The ability for young people in host families to leave their own indelible mark on the website was an essential part of the architecture. From content, design, color palettes, functionality and mobile responsiveness, the youth in foster care sat at the head of the table, providing their feedback and recommendations to a number of focus groups in person and virtual organized throughout the various stages of the Web. design.
“my lifeembodies two pillars of our mission: assistance combined with paving the way to self-reliance, âsaid DHS Secretary Lourdes R. Padilla. “The Involvement and Valuable Contributions of Maryland Adopted Youth to Craftsmy lifemeans that they have given a head start to their peers who are sailing the same terrain. I am proud of their collective maturity and wisdom, and I hope they share this pride, so justly deserved.
New website incorporates strengths-based plans to prepare youth ages 13-21 for adulthood, such as the Ready by 21 programs and the Maryland Youth Transition Plan, as well as aftercare services and resources COVID-19 relief packages, all designed to help ensure self-reliance. -sufficiency. Everything from applying for financial aid to job training, credit reports, health care and housing,my lifeprovides all the information young people in care need.
âOur vision ofmy lifewas to create a safe space for young people in care in Maryland to seek advice, learn, and provide feedback on decisions and actions that directly affect their quality of life – such as school, employment, care. health, relationships, and more, âsaid Michelle L Farr, executive director of social services administration at DHS.
Themy lifethe website design organizes the resources for youth in foster care into seven categories: social awareness and personal care, housing and homelessness services, helpful tips and support services, credit and money management, education and employment, important life documents and resources for elders, all provided nationally, nationally and regionally. A calendar of events, a contact list, and information about the State Youth Advisory Council complement the information provided on the Important To Foster Youth In Maryland website.
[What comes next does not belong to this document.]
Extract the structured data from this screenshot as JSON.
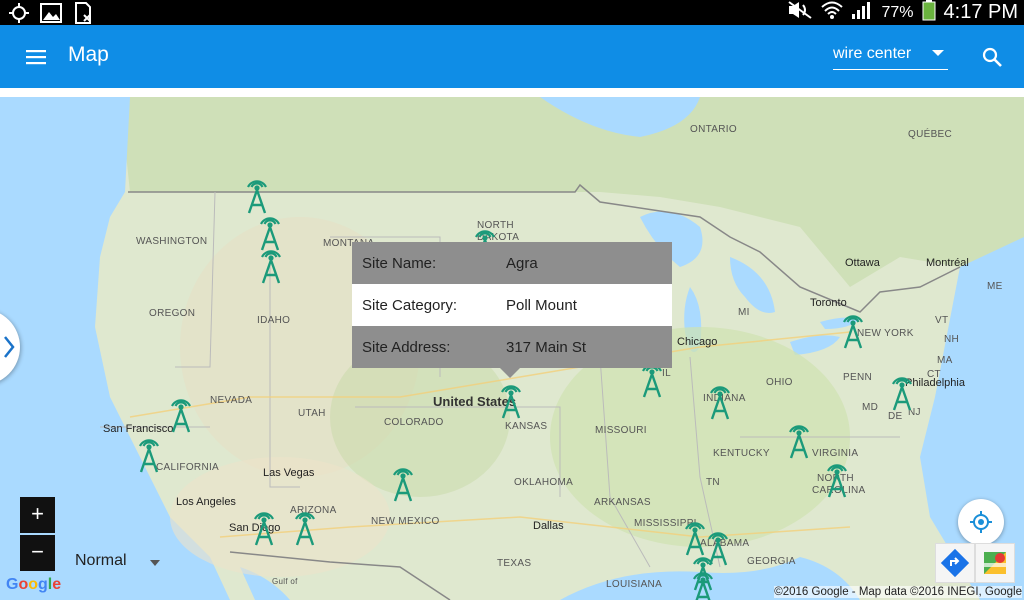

âAdolescents represent the cutting edge of technology and connectivity, often signaling future changes in adult populations,â said Katherine Morris, director of communications at DHS. âWith this in mind, we designed themy lifewebsite as a mobile responsive first, because we know that phones are the main method of accessing the Internet for young people. All of the work has been done in-house, and the website’s ease of mobility – from customization features to user-friendly navigation – can be attributed to our team and their willingness to translate conceptual ideas into fully functional applications.
my lifeis just one way DHS is continually looking for ways to benefit young people in care and provide them with opportunities to support them throughout their journey. More information onmy lifecan be found at https://mylife.maryland.gov.
The Maryland Department of Human Services (DHS) is the state’s primary social service provider, reaching over one million people annually. Through its 24 local social service departments, the agency looks for opportunities to help those in economic need, provide preventative services, and protect vulnerable children and adults in each of Maryland’s 23 counties and the city of Baltimore. . Additional information can be found at dhs.maryland.gov.